Cincinnati administration is recommending a 15-year tax exemption for a Downtown housing development. Unlike most exemptions for the past few years, Council isn't going to vote on it right away.

The Budget and Finance Committee first heard the proposal Monday.

"I really appreciate the administration's updated approach to bringing these before not just us, but the community," said committee chair Greg Landsman. "Giving people the opportunity to understand what it is, [and] to let us do our job, which is to push and prod and to do that in a period of time that allows us to be really comprehensive and thoughtful before we vote."

The $18 million project is for 29 units in an existing building at 516 E. 4th Street near Lytle Park, plus about 1,700-square feet of commercial space.
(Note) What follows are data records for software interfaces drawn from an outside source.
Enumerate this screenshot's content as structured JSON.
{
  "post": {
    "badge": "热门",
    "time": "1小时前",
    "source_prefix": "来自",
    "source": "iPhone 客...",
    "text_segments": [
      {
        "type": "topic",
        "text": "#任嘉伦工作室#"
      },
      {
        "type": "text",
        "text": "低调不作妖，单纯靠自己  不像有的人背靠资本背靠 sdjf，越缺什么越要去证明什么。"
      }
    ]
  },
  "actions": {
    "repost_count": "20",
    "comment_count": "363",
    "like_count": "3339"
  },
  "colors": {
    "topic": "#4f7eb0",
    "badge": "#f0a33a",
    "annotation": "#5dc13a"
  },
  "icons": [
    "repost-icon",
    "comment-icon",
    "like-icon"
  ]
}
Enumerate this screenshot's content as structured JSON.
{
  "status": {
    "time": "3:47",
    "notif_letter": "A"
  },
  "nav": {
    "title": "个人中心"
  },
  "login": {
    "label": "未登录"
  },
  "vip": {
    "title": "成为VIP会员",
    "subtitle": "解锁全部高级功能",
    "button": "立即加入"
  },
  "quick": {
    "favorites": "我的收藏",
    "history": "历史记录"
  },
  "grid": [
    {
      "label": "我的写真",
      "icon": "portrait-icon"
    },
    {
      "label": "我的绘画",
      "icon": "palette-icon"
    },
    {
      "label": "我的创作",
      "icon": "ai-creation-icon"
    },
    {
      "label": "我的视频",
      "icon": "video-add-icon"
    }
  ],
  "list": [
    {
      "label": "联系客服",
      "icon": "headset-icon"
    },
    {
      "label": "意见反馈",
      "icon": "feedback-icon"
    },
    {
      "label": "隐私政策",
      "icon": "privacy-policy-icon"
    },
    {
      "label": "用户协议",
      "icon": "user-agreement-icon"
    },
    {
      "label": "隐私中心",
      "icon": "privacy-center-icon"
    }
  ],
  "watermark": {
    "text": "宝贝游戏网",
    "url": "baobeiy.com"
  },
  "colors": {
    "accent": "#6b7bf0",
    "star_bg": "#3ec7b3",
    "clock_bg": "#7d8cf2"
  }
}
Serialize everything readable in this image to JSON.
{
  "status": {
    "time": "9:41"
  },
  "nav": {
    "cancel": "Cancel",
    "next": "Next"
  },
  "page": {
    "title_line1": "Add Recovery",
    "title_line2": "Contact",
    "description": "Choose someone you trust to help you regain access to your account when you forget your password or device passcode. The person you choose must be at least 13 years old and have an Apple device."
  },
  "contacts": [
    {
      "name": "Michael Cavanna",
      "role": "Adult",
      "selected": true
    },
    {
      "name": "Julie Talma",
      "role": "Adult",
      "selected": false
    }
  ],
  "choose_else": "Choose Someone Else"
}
The developer is Eagle Realty Group, the real estate subsidiary of Western & Southern Financial Group.

City officials say the city would lose about $650,000 in property taxes with the exemption, but would get more than $2 million in return for public schools and the streetcar fund (about $1.5 million to Cincinnati Public Schools and about $695,000 to VTICA, or voluntary tax incentive contribution agreement).

The developer also promises to "use its best efforts" to have 30% of contractors be small businesses, at least 5% be minority-owned businesses, and at least 7% women-owned. And at least 25% of the 70 temporary construction jobs will be filled by Cincinnati residents.

"On the inclusion piece, it does seem small," Landsman said. "So the question I'd have is, what are the barriers to that being a much bigger number?"

Council members also questioned the calculations used to estimate the city's return on investment, like annual income tax for future residents.

"I'd also like to get a sense of the developer's relationship to the city and commitment to the city," said Council Member Reggie Harris. "In terms of how long they've been developing in the city, their range of projects, if they have an affordable component to their development organization."

Western & Southern recently announced a $5 million donation to the city's Affordable Housing Trust Fund. City officials say Eagle Realty Group has decades of development experience and Western & Southern has "a 30+ year history of supporting affordable housing and similarly important city initiatives," pointing to the Bracket Village housing project of the 1990s.

Rent for the Fourth and Pike Apartments will range:

  • 1 bedroom: $2,800/month (six total units)
  • 2 bedroom: $3,500/month (six total units)
  • 3 bedroom: $4,200/month (15 total units)
  • 4 bedroom: $5,800/month (2 total units)

Average rent for a two-bedroom apartment in Cincinnati is $1,250, according to the real estate company Zumper. Average rent in the Central Business District, where this development would be located, is $2,418 for a two-bedroom.

The proposed exemption is for 100% of improvements to the property, but is effectively a 52% exemption because of the payments to CPS and VTICA.

It became typical during the last administration and Council for development agreements to be submitted as emergency ordinances; an exemption like this could have less than a week between introduction and approval.

Landsman plans to hold this ordinance for two weeks. Staff from the Department of Community and Economic Development will be back next Monday for a full presentation and answers to council members' many questions.

The first vote is expected Monday, May 2.

This council, which took office in January with six new members, recently voted down a recommended tax abatement for a commercial development in Oakley.

See the full proposal from city administration below: